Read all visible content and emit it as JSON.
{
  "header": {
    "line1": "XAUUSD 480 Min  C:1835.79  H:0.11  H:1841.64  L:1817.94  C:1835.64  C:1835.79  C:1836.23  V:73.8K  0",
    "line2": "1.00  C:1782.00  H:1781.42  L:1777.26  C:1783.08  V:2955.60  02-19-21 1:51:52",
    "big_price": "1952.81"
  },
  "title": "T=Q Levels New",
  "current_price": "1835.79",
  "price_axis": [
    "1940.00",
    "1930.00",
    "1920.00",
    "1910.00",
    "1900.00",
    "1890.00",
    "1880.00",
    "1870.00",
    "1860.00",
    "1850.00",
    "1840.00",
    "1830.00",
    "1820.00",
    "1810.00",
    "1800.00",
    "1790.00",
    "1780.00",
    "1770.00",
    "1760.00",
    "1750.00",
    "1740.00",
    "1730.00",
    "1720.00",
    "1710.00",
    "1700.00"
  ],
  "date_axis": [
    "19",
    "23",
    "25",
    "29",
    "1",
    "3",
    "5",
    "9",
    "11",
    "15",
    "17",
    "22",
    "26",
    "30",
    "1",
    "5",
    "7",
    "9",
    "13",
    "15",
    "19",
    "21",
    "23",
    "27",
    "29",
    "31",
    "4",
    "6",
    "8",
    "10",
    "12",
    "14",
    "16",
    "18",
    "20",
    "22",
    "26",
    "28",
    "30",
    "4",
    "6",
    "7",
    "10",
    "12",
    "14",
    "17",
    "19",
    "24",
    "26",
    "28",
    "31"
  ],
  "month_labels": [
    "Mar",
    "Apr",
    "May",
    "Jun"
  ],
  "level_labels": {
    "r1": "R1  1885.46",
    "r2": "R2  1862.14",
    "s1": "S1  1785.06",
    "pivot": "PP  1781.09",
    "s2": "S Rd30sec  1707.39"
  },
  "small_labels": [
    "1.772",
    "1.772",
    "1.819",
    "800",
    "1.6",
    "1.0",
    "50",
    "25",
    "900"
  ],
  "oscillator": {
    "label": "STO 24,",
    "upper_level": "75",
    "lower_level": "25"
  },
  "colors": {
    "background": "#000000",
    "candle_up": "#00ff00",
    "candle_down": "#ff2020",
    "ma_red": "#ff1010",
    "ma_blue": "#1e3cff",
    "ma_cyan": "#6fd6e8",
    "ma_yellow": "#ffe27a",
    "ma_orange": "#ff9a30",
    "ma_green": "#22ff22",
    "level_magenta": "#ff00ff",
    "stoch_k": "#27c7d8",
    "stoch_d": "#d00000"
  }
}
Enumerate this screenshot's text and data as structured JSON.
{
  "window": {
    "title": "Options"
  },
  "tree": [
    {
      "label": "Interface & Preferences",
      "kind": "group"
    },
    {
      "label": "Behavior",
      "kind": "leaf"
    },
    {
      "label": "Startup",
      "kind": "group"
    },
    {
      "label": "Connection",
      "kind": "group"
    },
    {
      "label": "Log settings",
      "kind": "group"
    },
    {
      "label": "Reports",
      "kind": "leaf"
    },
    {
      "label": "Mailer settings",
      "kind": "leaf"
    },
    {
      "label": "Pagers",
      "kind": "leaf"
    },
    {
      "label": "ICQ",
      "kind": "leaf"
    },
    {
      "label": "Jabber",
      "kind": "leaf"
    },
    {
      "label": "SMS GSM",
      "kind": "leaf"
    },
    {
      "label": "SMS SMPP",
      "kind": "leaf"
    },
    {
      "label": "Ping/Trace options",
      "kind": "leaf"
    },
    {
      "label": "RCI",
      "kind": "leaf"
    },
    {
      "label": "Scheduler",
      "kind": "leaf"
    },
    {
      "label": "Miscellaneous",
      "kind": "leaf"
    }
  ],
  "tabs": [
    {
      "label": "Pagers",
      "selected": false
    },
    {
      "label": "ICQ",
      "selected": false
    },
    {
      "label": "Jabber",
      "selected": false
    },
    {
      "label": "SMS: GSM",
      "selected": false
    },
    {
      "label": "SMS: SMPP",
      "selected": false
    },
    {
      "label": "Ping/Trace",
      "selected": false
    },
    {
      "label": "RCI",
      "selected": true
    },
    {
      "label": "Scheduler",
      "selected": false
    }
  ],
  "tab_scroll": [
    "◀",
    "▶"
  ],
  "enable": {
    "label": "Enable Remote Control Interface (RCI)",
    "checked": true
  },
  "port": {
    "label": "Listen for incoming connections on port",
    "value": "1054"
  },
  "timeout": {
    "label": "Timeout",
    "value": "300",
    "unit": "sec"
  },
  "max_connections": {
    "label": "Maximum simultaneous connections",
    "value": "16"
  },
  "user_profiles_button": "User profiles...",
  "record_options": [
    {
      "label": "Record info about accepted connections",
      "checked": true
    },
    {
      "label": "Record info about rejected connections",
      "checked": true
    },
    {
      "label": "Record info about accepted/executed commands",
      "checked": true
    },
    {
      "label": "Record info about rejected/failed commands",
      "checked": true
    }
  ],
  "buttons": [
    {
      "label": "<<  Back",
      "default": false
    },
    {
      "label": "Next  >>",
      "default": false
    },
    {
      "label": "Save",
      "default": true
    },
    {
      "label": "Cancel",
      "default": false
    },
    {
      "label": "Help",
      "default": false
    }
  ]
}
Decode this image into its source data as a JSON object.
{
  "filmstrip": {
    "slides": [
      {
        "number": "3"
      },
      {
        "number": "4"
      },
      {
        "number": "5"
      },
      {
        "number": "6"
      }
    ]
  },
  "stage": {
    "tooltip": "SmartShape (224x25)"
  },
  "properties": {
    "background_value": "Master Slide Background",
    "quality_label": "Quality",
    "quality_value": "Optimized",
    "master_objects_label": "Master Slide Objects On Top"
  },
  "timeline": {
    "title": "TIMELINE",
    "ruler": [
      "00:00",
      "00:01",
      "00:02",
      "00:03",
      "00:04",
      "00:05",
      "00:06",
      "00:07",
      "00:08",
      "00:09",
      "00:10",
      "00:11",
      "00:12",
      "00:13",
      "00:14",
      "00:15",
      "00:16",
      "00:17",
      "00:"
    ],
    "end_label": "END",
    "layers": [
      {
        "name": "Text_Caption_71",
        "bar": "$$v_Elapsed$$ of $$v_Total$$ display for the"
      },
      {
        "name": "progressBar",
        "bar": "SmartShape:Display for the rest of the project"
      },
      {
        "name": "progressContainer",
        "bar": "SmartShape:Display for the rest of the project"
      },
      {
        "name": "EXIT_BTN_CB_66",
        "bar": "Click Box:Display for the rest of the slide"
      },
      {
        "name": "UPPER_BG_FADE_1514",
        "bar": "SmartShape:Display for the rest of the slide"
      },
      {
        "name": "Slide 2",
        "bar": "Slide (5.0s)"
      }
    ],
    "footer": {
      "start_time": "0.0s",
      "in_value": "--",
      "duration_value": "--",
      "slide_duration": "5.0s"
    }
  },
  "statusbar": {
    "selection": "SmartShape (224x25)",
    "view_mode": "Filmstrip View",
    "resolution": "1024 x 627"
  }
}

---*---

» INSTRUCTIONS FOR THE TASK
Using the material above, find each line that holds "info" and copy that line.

» SOLUTION TO THIS EXERCISE
      "label": "Record info about accepted connections",
      "label": "Record info about rejected connections",
      "label": "Record info about accepted/executed commands",
      "label": "Record info about rejected/failed commands",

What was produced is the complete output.